[App and web page records]
-------------------------

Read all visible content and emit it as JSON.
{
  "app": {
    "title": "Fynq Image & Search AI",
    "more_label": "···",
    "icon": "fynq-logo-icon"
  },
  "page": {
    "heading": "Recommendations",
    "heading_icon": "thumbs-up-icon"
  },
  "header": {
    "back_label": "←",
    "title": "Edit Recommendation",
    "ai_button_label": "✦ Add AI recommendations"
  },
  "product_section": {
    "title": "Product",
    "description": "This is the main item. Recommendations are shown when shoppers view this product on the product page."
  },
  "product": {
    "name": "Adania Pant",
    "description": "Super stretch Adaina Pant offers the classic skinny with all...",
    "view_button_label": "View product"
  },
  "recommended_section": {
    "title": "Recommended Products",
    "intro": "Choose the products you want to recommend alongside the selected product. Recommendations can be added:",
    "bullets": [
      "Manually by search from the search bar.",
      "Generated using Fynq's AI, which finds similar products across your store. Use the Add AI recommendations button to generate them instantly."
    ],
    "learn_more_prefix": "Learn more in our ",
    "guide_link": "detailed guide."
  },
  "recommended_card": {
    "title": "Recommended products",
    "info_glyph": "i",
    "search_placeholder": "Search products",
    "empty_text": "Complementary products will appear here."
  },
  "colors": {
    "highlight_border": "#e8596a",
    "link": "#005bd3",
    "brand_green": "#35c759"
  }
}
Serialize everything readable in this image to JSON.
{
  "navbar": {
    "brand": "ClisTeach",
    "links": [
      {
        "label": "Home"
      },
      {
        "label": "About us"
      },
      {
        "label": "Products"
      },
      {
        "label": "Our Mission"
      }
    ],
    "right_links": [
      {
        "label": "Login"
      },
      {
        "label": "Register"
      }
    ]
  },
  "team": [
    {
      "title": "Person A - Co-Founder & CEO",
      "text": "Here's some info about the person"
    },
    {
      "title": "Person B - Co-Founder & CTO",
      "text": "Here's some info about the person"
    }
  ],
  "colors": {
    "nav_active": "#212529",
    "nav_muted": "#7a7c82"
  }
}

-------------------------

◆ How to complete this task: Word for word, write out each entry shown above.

◆ Task output:
Read all visible content and emit it as JSON.
{
  "app": {
    "title": "Fynq Image & Search AI",
    "more_label": "···",
    "icon": "fynq-logo-icon"
  },
  "page": {
    "heading": "Recommendations",
    "heading_icon": "thumbs-up-icon"
  },
  "header": {
    "back_label": "←",
    "title": "Edit Recommendation",
    "ai_button_label": "✦ Add AI recommendations"
  },
  "product_section": {
    "title": "Product",
    "description": "This is the main item. Recommendations are shown when shoppers view this product on the product page."
  },
  "product": {
    "name": "Adania Pant",
    "description": "Super stretch Adaina Pant offers the classic skinny with all...",
    "view_button_label": "View product"
  },
  "recommended_section": {
    "title": "Recommended Products",
    "intro": "Choose the products you want to recommend alongside the selected product. Recommendations can be added:",
    "bullets": [
      "Manually by search from the search bar.",
      "Generated using Fynq's AI, which finds similar products across your store. Use the Add AI recommendations button to generate them instantly."
    ],
    "learn_more_prefix": "Learn more in our ",
    "guide_link": "detailed guide."
  },
  "recommended_card": {
    "title": "Recommended products",
    "info_glyph": "i",
    "search_placeholder": "Search products",
    "empty_text": "Complementary products will appear here."
  },
  "colors": {
    "highlight_border": "#e8596a",
    "link": "#005bd3",
    "brand_green": "#35c759"
  }
}
Serialize everything readable in this image to JSON.
{
  "navbar": {
    "brand": "ClisTeach",
    "links": [
      {
        "label": "Home"
      },
      {
        "label": "About us"
      },
      {
        "label": "Products"
      },
      {
        "label": "Our Mission"
      }
    ],
    "right_links": [
      {
        "label": "Login"
      },
      {
        "label": "Register"
      }
    ]
  },
  "team": [
    {
      "title": "Person A - Co-Founder & CEO",
      "text": "Here's some info about the person"
    },
    {
      "title": "Person B - Co-Founder & CTO",
      "text": "Here's some info about the person"
    }
  ],
  "colors": {
    "nav_active": "#212529",
    "nav_muted": "#7a7c82"
  }
}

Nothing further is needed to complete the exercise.